The screams of the other children brought a boatman and other male visitors to the scene, and Mrs. Dixon was extricated in a fainting condition.
The boy was afterwards found in a fearful state, his head being smashed, and his back and both legs broken. The body was conveyed to the lodgings.
The affair created a painful sensation among the large number of visitors in Filey. A fall of the cliff is most unusual at this time of the year. This is the first accident of the kind, indeed, which has occurred in the neighbourhood of Filey.
Thomas Robinson, the boatman who helped to extricate the lad, states that on rushing to the spot he found the lad absolutely buried.
Mr. Dixon, who had left Filey for home yesterday morning, was made acquainted with the sad news by telegram, and at once went to Filey.
Mrs. Dixon’s injuries are not serious, consisting of bruised feet, but she is suffering from shock.
The accident is the sole topic of conversation at Filey today. Mr. Frederick Dixon, father of the boy, whose address is Ganstead Rise, Ripon Road, Harrogate, informed our correspondent this morning that it was a great wonder the whole of the children were not killed. They were quite near the deceased. Mrs. Dixon was struck on the back by the falling earth and her feet were fastened. She was reported this morning to be progressing favourably. The boy would have been seven years old on the 20th of this month. He was the eldest of Mr. Dixon’s family. The inquest has been fixed for 6.30 this evening, and the boy will be buried at Filey on Thursday morning.
I wrote about this event in Looking at Filey a few years ago but I didn’t realise young Jack had been laid to rest in St. Oswald’s churchyard, so I went up today to photograph the cross that marks his grave.
Some of the lead letterings have fallen away over the last 100 years or so. The inscription reads:-
In Sad Memory of JACK DIXON killed on Filey Beach Aug 10th 1903 aged 7 years
Crimlisk/Siddle Grave D360. East Yorkshire Family History Society, Part Two, 1603 page 86, adds the Burial Register information – 1903 Aug 12. John Dixon. Filey. 6. I checked the entry online – Arthur Neville Cooper signed the register.
I wondered how the family had fared after the tragedy. I found a good source in Grace’s Guides for father Frederick John which tracked his fine career. He received a CBE in the 1943 birthday honours and died in his eightieth year on 26th June 1949. Mrs. Dixon was Mabel, born BODDY, in Ganstead just outside Hull. I need to check but I think Mabel outlived her husband, reaching the grand age of 89. There is a death registration in Lichfield (June Qtr 1959) which fits with the 1939 Census entry. The couple was living then at Longdon Lodge, Lichfield R.D., with their two unmarried daughters, Hazel Audrey Boddy and Ivy Mary Sherwood.
Their boy taken so dreadfully had also been given some extra names. John Forrest Willingham Boddy Dixon.

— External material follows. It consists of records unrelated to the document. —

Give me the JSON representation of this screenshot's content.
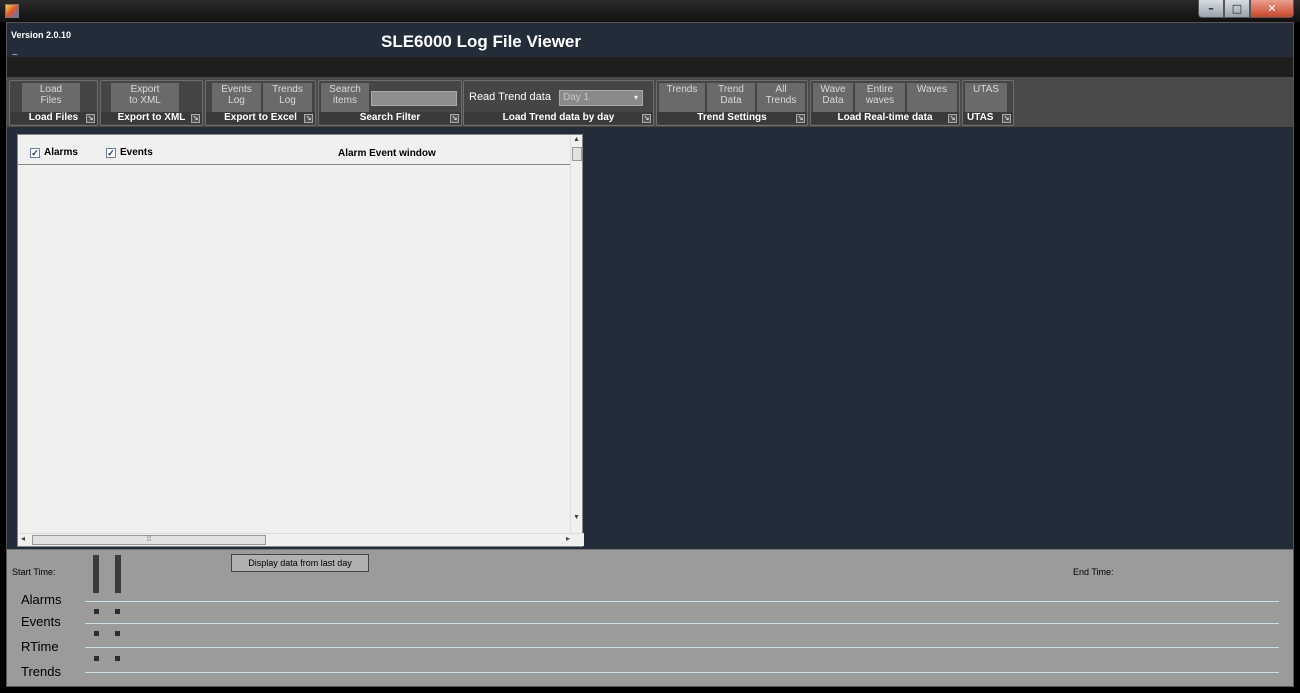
{
  "window": {
    "version": "Version 2.0.10",
    "title": "SLE6000 Log File Viewer",
    "menu_glyph": "~"
  },
  "ribbon": {
    "groups": [
      {
        "title": "Load Files",
        "buttons": [
          "Load\nFiles"
        ]
      },
      {
        "title": "Export to XML",
        "buttons": [
          "Export\nto XML"
        ]
      },
      {
        "title": "Export to Excel",
        "buttons": [
          "Events\nLog",
          "Trends\nLog"
        ]
      },
      {
        "title": "Search Filter",
        "buttons": [
          "Search\nitems"
        ],
        "search_value": ""
      },
      {
        "title": "Load Trend data by day",
        "label": "Read Trend data",
        "select_value": "Day 1"
      },
      {
        "title": "Trend Settings",
        "buttons": [
          "Trends",
          "Trend\nData",
          "All\nTrends"
        ]
      },
      {
        "title": "Load Real-time data",
        "buttons": [
          "Wave\nData",
          "Entire\nwaves",
          "Waves"
        ]
      },
      {
        "title": "UTAS",
        "buttons": [
          "UTAS"
        ]
      }
    ]
  },
  "alarm_panel": {
    "alarms_label": "Alarms",
    "alarms_checked": true,
    "events_label": "Events",
    "events_checked": true,
    "title": "Alarm Event window"
  },
  "timeline": {
    "start_label": "Start Time:",
    "end_label": "End Time:",
    "last_day_button": "Display data from last day",
    "rows": [
      "Alarms",
      "Events",
      "RTime",
      "Trends"
    ]
  }
}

John had a brother who may not have been with the family on that fateful day in 1903. The newspaper says there were three Dixon children on the sands but the birth of Norman Edward had been registered in Lincoln in the June Qtr of 1901 and he was with the sadly reduced household in 1911, in Mellor Road, Ashton under Lyne. I haven’t found a marriage or death registration for Norman. I hope he had more luck than his bro.
After photographing the stone in the afternoon (it was partly shadowed in the morning) I went down to the foreshore and snapped the picture below of the the cliffs that shed the lethal two or three tons of clay in 1903. On this bright afternoon they looked benign, their grassy slopes not threatening at all. But above the Lifeguard flag you will see one outcrop near the beach and another a bit further south. These look to be about forty feet high and have steeper faces. I suspect one of their forebears was responsible for taking the boy’s life. I wonder, though, what might have happened to him between the ages of 17 and 21 had he survived the fall.
I called in at the church this morning to photograph Elinor’s window to add to yesterday’s post and met Reverend Paul for the first time. When I mentioned Jack he asked to be shown the boy’s grave. I hope you have found your way to LaFRedux Reverend!
(Frederick John is on FST, but I found no sign there of Mabel or the children.)